Seda Memik, professor of electrical and computer engineering, and computer science, at Northwestern University, agrees: “It will take multiple years to accomplish… a better balance.” She also says that the pace of demand for chips has been rising so strongly that a shortage was, at some point, “inevitable”.
Establishing new chip factories is difficult to do quickly, she adds: “It’s extremely expensive and requires a well-trained workforce.” It’s a potential spanner in the works for those who advocate “re-shoring” – relocating chip fabrication to a wider variety of countries, including those in the West, in order to ease the pressure on global supply chains.
Mr Chapman isn’t convinced that the market is up for grabs. He argues that Asia-based chip makers, such as those in Taiwan, China and South Korea, are already racing to meet demand, and will likely continue to dominate in the future.
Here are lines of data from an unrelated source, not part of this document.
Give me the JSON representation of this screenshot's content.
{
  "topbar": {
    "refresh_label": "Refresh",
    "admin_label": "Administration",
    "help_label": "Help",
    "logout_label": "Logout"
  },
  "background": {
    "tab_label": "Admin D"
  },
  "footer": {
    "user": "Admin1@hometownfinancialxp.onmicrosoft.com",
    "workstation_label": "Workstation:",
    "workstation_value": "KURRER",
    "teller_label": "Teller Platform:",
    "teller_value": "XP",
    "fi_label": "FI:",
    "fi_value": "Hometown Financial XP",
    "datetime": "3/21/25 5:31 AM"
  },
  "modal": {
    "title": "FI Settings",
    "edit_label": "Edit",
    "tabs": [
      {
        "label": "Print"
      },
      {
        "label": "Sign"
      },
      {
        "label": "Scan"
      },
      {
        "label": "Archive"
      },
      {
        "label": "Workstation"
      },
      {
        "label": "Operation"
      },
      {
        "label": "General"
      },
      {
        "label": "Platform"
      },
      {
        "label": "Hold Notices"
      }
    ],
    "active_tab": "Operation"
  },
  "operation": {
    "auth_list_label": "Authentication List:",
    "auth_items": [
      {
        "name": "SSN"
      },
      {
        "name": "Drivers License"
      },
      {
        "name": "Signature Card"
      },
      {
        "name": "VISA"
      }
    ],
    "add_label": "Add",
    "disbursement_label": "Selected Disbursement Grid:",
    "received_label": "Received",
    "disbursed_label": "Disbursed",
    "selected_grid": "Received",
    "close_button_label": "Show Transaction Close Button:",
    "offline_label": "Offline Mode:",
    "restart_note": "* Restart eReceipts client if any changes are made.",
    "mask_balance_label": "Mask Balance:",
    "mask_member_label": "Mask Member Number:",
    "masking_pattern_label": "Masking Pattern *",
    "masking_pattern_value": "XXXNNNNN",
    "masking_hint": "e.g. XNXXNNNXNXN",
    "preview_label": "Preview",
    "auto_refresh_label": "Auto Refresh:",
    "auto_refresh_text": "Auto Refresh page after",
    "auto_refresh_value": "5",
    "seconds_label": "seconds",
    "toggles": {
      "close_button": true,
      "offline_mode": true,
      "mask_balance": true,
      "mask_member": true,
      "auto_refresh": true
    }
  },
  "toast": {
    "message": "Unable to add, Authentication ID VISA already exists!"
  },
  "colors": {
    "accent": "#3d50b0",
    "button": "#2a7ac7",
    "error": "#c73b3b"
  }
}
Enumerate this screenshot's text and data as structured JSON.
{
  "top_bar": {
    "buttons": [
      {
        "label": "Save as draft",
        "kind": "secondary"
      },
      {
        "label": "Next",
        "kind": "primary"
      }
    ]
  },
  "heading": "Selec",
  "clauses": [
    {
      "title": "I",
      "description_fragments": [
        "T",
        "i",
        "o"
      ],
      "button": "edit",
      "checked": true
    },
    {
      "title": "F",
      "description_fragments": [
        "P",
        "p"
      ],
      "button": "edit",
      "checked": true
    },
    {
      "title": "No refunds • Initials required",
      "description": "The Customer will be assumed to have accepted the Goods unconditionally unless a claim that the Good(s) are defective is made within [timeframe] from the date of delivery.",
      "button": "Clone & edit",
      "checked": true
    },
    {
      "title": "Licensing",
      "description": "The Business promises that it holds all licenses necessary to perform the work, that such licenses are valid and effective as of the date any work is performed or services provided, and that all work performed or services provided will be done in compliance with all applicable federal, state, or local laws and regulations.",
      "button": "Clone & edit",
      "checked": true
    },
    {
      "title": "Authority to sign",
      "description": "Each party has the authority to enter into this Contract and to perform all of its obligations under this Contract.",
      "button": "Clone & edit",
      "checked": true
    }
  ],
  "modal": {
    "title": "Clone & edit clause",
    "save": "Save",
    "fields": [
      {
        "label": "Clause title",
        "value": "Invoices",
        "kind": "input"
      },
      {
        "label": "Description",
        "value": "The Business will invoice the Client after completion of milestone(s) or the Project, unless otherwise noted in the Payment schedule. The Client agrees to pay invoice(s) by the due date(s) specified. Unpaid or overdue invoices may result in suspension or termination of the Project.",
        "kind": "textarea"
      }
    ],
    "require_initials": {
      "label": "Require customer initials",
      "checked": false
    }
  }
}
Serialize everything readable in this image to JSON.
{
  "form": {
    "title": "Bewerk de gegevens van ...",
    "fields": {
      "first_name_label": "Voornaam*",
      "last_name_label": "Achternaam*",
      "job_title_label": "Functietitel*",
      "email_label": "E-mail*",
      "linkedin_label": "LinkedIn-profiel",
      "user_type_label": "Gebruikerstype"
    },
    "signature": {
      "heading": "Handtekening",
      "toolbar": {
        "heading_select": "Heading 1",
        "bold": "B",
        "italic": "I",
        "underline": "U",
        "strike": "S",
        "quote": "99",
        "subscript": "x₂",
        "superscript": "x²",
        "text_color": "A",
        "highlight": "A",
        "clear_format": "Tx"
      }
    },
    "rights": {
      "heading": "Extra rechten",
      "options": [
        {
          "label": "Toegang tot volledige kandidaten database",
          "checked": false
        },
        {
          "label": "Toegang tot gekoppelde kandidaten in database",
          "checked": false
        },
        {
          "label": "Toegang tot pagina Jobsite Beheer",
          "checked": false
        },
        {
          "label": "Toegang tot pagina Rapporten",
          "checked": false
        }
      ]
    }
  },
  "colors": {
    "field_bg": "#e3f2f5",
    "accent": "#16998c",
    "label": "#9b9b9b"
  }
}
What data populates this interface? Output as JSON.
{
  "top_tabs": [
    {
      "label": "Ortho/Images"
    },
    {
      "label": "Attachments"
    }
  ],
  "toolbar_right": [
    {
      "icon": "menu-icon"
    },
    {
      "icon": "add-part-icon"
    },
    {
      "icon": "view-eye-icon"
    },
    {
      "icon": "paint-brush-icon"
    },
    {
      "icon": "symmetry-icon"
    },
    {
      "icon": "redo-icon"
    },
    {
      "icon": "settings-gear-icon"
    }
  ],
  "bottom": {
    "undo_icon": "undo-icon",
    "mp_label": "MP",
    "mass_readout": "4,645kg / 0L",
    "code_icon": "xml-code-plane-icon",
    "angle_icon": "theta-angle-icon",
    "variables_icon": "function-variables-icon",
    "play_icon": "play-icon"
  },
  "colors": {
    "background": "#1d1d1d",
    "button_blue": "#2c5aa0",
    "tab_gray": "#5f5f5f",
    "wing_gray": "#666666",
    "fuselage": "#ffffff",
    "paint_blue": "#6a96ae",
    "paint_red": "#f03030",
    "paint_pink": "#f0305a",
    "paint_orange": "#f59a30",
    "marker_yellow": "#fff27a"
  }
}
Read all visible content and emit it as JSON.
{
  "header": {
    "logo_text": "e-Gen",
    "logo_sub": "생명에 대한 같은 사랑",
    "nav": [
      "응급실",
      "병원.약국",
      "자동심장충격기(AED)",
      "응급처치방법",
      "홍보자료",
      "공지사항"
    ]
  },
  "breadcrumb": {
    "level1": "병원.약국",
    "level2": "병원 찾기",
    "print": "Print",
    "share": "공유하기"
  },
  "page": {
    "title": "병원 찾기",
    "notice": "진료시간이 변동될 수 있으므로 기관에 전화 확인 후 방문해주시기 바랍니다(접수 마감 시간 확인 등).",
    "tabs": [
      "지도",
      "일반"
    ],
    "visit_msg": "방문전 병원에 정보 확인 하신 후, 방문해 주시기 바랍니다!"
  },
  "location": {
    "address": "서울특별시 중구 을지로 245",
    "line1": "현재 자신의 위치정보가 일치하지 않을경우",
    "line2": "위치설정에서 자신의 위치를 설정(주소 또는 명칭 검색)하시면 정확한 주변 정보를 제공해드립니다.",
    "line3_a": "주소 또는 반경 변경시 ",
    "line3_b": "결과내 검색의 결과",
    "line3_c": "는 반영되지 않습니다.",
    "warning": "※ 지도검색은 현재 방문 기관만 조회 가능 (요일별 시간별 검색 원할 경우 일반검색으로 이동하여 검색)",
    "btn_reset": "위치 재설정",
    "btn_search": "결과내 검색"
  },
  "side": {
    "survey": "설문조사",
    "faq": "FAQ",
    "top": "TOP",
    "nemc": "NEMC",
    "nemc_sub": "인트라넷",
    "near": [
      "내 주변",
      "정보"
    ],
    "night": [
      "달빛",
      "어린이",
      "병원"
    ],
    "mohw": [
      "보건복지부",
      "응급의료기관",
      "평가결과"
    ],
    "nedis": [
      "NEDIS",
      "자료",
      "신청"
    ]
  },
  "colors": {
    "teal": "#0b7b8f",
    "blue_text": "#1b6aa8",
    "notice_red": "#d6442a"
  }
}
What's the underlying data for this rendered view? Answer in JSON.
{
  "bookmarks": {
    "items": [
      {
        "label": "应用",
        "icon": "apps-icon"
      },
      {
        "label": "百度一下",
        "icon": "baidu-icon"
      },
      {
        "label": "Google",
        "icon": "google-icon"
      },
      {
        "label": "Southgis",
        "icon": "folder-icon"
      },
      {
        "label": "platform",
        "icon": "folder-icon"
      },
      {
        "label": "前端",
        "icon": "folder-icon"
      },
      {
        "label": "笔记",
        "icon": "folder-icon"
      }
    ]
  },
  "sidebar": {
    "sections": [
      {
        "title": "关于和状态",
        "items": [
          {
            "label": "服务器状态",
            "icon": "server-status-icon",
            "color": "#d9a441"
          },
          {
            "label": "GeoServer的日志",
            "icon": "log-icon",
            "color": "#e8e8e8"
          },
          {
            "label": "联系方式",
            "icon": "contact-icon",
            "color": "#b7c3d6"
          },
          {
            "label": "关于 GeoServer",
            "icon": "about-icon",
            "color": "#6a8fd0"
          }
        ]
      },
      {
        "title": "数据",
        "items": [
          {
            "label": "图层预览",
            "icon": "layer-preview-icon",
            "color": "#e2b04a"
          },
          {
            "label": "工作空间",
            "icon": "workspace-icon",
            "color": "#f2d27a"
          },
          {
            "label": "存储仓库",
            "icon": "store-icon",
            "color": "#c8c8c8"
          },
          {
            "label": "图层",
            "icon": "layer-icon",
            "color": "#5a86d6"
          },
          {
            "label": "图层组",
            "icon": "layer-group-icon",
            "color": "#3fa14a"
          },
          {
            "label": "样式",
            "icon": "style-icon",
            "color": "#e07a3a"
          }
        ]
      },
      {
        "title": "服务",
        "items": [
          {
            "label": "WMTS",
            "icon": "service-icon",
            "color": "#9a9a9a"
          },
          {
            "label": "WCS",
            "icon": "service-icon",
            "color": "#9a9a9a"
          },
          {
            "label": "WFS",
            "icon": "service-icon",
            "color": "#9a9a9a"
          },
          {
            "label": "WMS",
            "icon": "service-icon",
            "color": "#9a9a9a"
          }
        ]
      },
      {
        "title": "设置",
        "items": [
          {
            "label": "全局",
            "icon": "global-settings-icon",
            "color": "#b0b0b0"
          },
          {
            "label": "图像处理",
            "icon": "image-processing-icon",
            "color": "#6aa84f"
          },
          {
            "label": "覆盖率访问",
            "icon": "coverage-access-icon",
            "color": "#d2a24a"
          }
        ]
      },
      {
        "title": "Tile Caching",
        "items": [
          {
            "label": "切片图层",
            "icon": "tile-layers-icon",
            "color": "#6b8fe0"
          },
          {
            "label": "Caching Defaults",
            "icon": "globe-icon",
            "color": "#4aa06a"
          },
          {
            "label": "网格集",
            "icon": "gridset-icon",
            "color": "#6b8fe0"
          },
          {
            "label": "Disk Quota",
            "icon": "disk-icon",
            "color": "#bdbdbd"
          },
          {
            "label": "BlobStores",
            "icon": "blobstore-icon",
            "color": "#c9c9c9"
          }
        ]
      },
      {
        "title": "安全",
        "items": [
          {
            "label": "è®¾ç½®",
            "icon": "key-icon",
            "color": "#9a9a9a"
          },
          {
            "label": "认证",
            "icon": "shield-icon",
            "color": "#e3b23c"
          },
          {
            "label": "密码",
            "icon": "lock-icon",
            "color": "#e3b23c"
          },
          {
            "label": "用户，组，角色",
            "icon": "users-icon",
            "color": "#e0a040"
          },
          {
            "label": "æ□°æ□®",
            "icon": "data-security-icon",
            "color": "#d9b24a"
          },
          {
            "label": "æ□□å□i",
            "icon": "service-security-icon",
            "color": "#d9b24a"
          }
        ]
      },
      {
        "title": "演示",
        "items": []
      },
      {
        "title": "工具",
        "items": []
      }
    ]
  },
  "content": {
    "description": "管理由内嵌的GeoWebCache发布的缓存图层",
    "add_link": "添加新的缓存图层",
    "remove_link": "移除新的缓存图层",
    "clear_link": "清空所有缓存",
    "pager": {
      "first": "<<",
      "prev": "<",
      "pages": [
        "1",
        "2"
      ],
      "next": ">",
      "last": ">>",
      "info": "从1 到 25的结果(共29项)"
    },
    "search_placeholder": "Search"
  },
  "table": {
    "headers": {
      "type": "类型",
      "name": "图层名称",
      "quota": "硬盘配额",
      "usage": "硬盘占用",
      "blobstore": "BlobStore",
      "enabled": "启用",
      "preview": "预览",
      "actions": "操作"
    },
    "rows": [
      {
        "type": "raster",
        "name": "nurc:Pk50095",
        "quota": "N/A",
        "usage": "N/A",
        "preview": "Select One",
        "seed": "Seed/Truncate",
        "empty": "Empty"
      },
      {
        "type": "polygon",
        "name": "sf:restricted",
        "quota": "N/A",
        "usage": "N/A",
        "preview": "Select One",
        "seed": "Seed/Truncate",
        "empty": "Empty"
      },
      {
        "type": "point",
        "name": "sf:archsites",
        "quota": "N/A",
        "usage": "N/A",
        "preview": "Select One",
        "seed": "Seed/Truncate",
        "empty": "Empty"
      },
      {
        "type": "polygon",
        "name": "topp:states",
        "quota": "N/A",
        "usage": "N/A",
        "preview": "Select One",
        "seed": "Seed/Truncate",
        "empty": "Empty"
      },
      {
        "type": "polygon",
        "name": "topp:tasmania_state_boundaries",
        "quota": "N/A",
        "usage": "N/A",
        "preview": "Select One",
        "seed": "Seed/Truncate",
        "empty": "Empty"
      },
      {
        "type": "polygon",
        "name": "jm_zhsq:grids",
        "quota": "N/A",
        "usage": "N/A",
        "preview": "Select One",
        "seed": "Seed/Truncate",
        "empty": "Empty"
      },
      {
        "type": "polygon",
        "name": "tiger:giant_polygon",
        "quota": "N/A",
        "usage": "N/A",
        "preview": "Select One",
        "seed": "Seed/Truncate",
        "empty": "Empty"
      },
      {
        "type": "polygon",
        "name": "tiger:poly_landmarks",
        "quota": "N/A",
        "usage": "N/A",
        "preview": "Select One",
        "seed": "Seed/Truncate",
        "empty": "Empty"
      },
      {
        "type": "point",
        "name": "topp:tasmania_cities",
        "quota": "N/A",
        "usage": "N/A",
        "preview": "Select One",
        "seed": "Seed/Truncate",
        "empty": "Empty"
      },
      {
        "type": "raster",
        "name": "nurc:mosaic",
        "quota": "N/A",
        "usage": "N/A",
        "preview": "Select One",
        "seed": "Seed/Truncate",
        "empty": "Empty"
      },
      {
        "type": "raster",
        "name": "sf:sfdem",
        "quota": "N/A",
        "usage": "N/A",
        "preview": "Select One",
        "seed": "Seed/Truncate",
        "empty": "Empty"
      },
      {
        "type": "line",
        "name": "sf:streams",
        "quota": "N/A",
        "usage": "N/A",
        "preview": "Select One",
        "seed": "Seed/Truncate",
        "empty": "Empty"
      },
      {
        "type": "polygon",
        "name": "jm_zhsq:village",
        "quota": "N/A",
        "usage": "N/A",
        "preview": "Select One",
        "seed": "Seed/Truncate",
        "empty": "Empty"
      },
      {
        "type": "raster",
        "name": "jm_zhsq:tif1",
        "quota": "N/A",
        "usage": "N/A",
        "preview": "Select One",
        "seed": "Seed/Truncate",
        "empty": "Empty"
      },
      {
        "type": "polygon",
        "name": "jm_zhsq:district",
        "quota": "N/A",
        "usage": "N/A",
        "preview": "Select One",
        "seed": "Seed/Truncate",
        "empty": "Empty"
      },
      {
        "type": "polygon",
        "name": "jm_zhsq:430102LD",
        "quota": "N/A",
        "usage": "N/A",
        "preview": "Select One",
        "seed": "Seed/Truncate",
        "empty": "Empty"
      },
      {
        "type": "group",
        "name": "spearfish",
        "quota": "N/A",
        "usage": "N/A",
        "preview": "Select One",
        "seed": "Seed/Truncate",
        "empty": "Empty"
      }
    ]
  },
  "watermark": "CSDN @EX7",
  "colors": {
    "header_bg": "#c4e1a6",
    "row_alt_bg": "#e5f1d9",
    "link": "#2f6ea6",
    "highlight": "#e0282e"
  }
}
Mr Köse says that consumers aren’t likely to notice price rises or widespread shortages of tech products this Christmas. Certain in-demand devices, such as games consoles, could become hard to get, with customers having to wait a few months for the item they want. However, he doesn’t expect interminable delays.
The bottom line is: the pandemic accelerated an already precarious situation for chip makers – we’re in the middle of a tech boom, supply can’t quite keep up – and it won’t get sorted out overnight.
It means that all sorts of people, including those seeking a new car like Mr Halpin, could continue to experience delays and disappointment for months to come.